Friday, February 27, 2009

San Diego River Park Foundation

Volunteers with the San Diego River Park Foundation removed 1,200 pounds of trash from the San Diego River. Interesting items included a
waterlogged punching bag, bike frame, car battery and burned lounge
chair. Below Shannon Quigley, the Field Operations Associate from the San Diego River Park Foundation, shares some of the highlights.

Marissa and her Dad Ricardo came to help clean up the San Diego River
because Marissa is very conscious of trash and she loves animals and
nature. Ricardo said that Marissa picks up trash wherever they go. Ricardo
thought volunteering with the San Diego River Park Foundation Clean and Green
team would be a great opportunity to satisfy her desire to clean up the
environment. Along with numerous other trash items Marissa and her Dad
found this old rusted bike frame near the river and pulled it out. Great job
Marissa, the San Diego River is definitely cleaner because of your

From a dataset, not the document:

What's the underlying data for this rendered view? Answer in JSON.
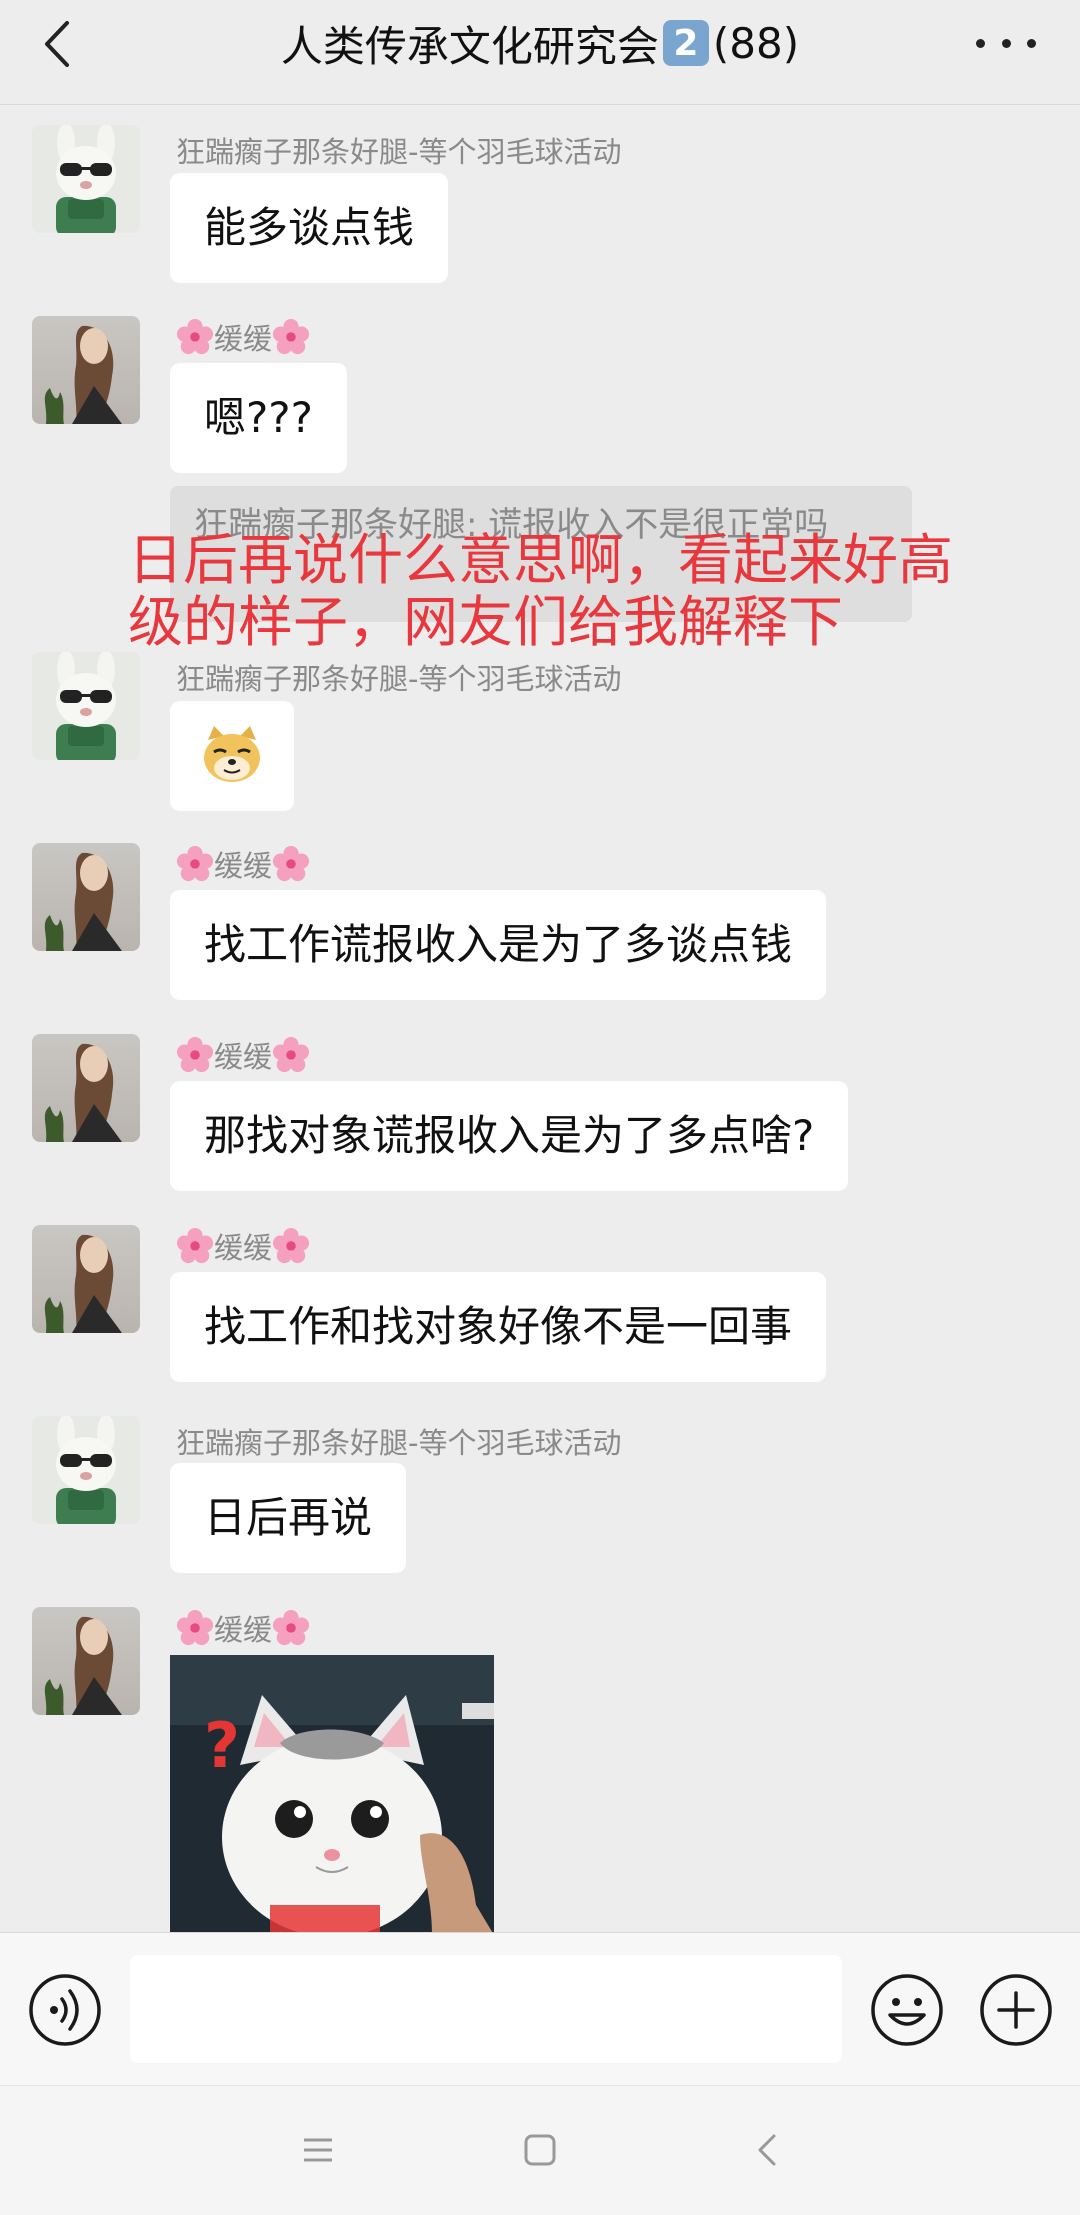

Alan and Brigit are two of our newest volunteers. Alan is a senior and
San Diego High School. After high school he wants to pursue a degree in
Environmental Engineering. Alan volunteers with the clean-up events
and other River Park activities because of the experience he gains. Brigit
was at the Mission Valley Preserve a week before and noticed how dirty the
area was, she volunteered to help remove the trash and get the area clean so
her walks can be more enjoyable. Alan and Brigit found a lounge chair in
the San Diego River. The two worked together to bring it to shore.

Elementary School Students Participate in Restoration Project at Lake Berryessa, California

On Wednesday, February 4, 2009, the 3rd, 4th and 5th grade students of Capell Valley Elementary School arrived ready to feel the earth beneath their fingernails and eager to help restore native grasses to the Lake Berryessa Visitor Center. As part of Take Pride in America, 14 students and 3 adults participated in a Reclamation sponsored project to rehabilitate the area’s natural vegetation and to resurrect a piece of California’s “herbaceous heritage,” while at the same time controlling erosion and the encroachment of invasive weeds. The students took up their work enthusiastically, digging holes and gently planting plugs of native fescue, purple needle grass and soap plant. Learning that the native bunch grasses being planted were perennial gave the students a feeling of pride that their efforts would continue to prosper through the years. The sense of a lasting contribution even gave a few students a desire to name individual grass bunches so that “Fred the Fescue” could be checked up on at a later date.